Hang on sweetheart. You're telling me Sun is doing this because they want to integrate code into their own kernel, as well as the usual, well worked licensing arguments, and I've pointed out that those are simply bogus. That's all.

The integrated CIFS implementation is what Sun is doing, they like cramming shit into their kernel, that's their call. You don't get a say in the matter.

I don't care. However, I do get to point out that Sun are stupid and wrong, and I don't see anything around here that convinces me otherwise. There is no possible reason for not reusing Samba, but whatever, it's their funeral.

Reply Parent Score: -2

RE[6]: X
by Janizary on Thu 22nd Nov 2007 12:09 in reply to "RE[5]: X"
Janizary Member since:
2006-03-12

You're ignoring the previously made statements, there are reasons to ignore the previous implementation, but only one need be said. Samba's code is not usable. It doesn't get any clearer. The code Samba has cannot be used for what Sun wants, so Sun isn't using it. Must I add, "doy," in this post to attempt a strong suggestion that this should be obvious?

Reply Parent Score: 4

RE[7]: X
by segedunum on Thu 22nd Nov 2007 16:41 in reply to "RE[6]: X"
segedunum Member since:
2005-07-06

You're ignoring the previously made statements, there are reasons to ignore the previous implementation, but only one need be said. Samba's code is not usable.

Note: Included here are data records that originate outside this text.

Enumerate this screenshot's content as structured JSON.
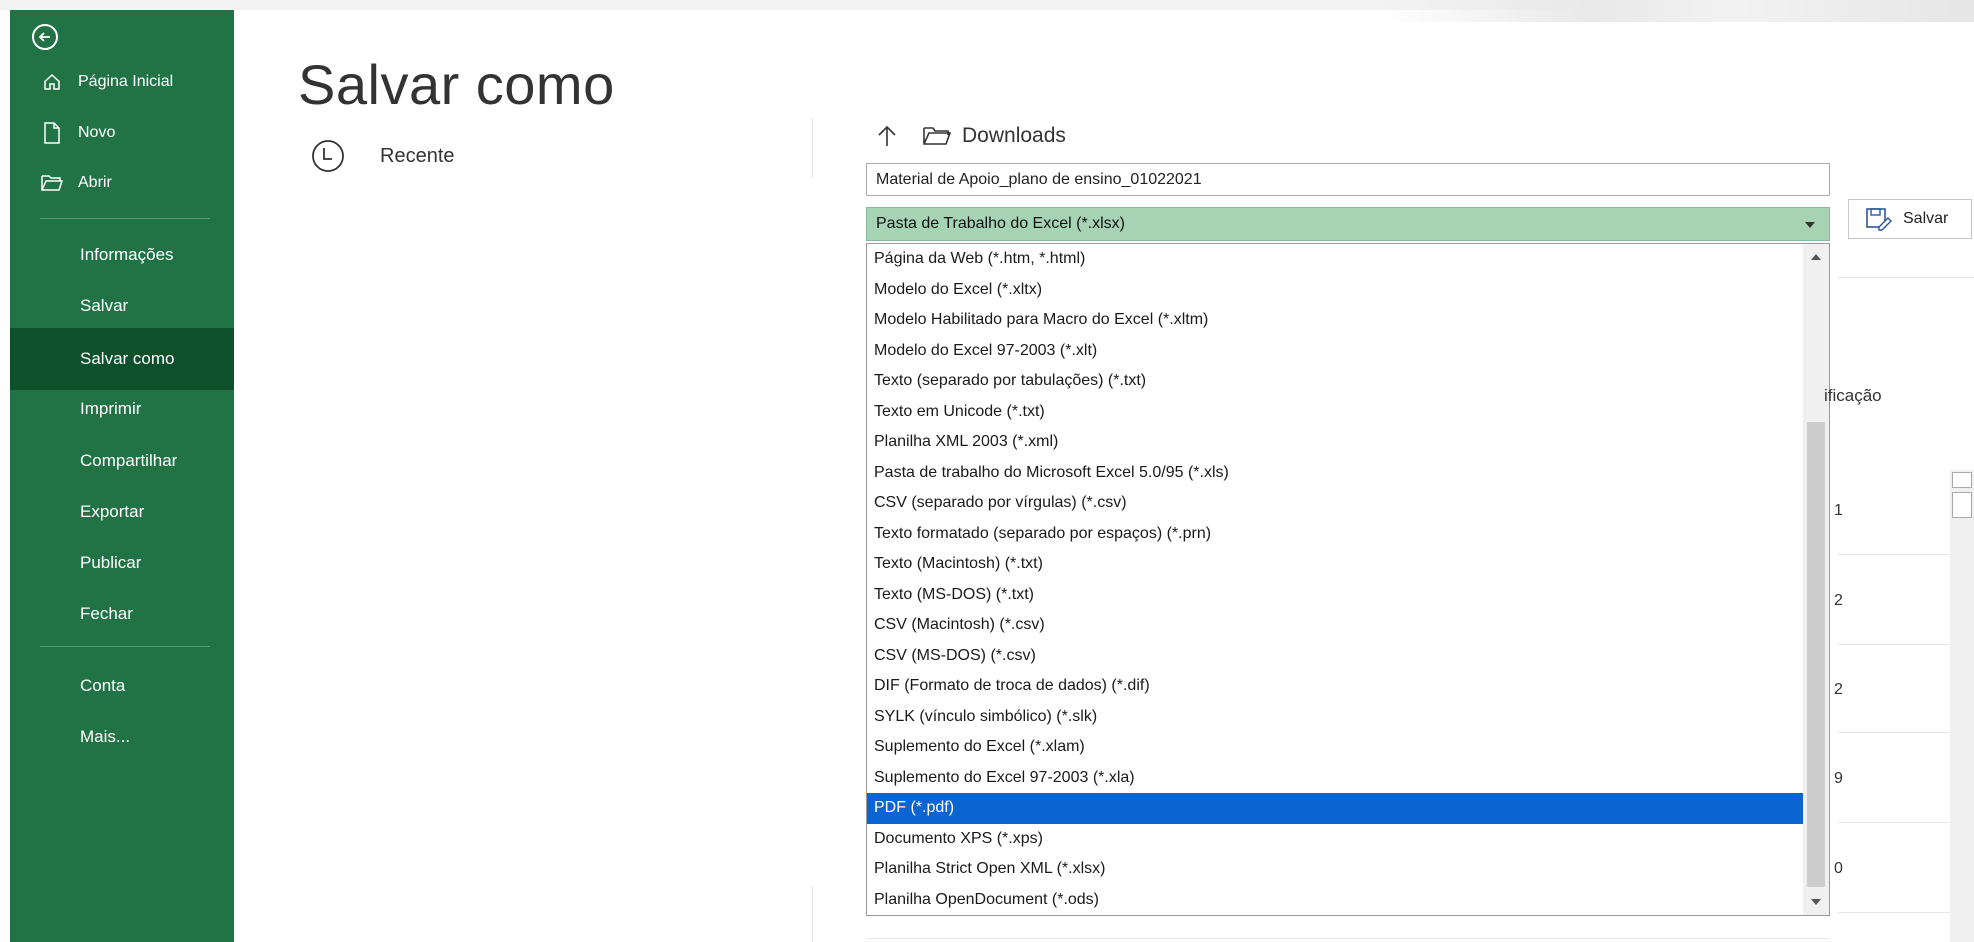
{
  "page": {
    "title": "Salvar como"
  },
  "sidebar": {
    "top_items": [
      {
        "label": "Página Inicial",
        "icon": "home-icon"
      },
      {
        "label": "Novo",
        "icon": "new-file-icon"
      },
      {
        "label": "Abrir",
        "icon": "open-folder-icon"
      }
    ],
    "items": [
      {
        "label": "Informações"
      },
      {
        "label": "Salvar"
      },
      {
        "label": "Salvar como",
        "active": true
      },
      {
        "label": "Imprimir"
      },
      {
        "label": "Compartilhar"
      },
      {
        "label": "Exportar"
      },
      {
        "label": "Publicar"
      },
      {
        "label": "Fechar"
      },
      {
        "label": "Conta"
      },
      {
        "label": "Mais..."
      }
    ],
    "color": "#217346",
    "active_color": "#0e4f2c"
  },
  "locations": {
    "recent_label": "Recente"
  },
  "path": {
    "folder": "Downloads"
  },
  "file": {
    "name": "Material de Apoio_plano de ensino_01022021",
    "selected_type": "Pasta de Trabalho do Excel (*.xlsx)"
  },
  "save_button": {
    "label": "Salvar"
  },
  "dropdown": {
    "options": [
      "Página da Web (*.htm, *.html)",
      "Modelo do Excel (*.xltx)",
      "Modelo Habilitado para Macro do Excel (*.xltm)",
      "Modelo do Excel 97-2003 (*.xlt)",
      "Texto (separado por tabulações) (*.txt)",
      "Texto em Unicode (*.txt)",
      "Planilha XML 2003 (*.xml)",
      "Pasta de trabalho do Microsoft Excel 5.0/95 (*.xls)",
      "CSV (separado por vírgulas) (*.csv)",
      "Texto formatado (separado por espaços) (*.prn)",
      "Texto (Macintosh) (*.txt)",
      "Texto (MS-DOS) (*.txt)",
      "CSV (Macintosh) (*.csv)",
      "CSV (MS-DOS) (*.csv)",
      "DIF (Formato de troca de dados) (*.dif)",
      "SYLK (vínculo simbólico) (*.slk)",
      "Suplemento do Excel (*.xlam)",
      "Suplemento do Excel 97-2003 (*.xla)",
      "PDF (*.pdf)",
      "Documento XPS (*.xps)",
      "Planilha Strict Open XML (*.xlsx)",
      "Planilha OpenDocument (*.ods)"
    ],
    "highlighted": "PDF (*.pdf)",
    "highlight_color": "#0a64d2"
  },
  "background_list": {
    "column_header": "ificação",
    "row_fragments": [
      "1",
      "2",
      "2",
      "9",
      "0"
    ]
  }
}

Why? You're not answering the counter arguments. Saying it doesn't justify it in any way - it doesn't get clearer than that.

1. There are no licensing concerns at all with respect to the kernel. This is why kernel/user space separation works, and Samba/Linux have done it. Most existing Solaris customers use Samba, with or without Sun's help, and have done for years. SMB and CIFS on non-Windows platforms is nothing new.

2. The kernel arguments don't stand up. Linux has managed to come up with many kernel extensions that Samba uses very successfully today. Sun have never managed to do that, even after all these years.

3. Putting CIFS, and not only that, but the entire stack of interoperability stuff such as NTLM, Kerberos and Active Directory support into your kernel is pretty unwise. Sun will simply be dragged into doing this, because one thing leads on to another - and Samba is already doing it. It's an awful and sometimes dangerous protocol stack, and the only reason we have anything to do with it is because of Windows interoperability. There's an awful lot more to it than CIFS. In fact, adding this lot to a kernel is downright insane.

The code Samba has cannot be used for what Sun wants

Why? Folding your arms and sulking and saying "Sun's doing this regardless" does not justify saying that Samba cannot be used.

Must I add, "doy," in this post to attempt a strong suggestion that this should be obvious?

Because it isn't obvious, and saying that it is doesn't make it true without some justification.

I mean, I have absolutely no problem at all with Sun going off, doing their own thing and making their own choices and implementation. None whatsoever. That's their choice.

However, let's not pretend for a second that there are any real, legitimate reasons whatsoever for doing this. It's just a pointless waste of effort to come up with yet another implementation of, not a standard, but a reverse engineered proprietary set of protocols that sets the open source world back in terms of interoperability.

Sun are doing this because it's all about control. That's why.

Reply Parent Score: 4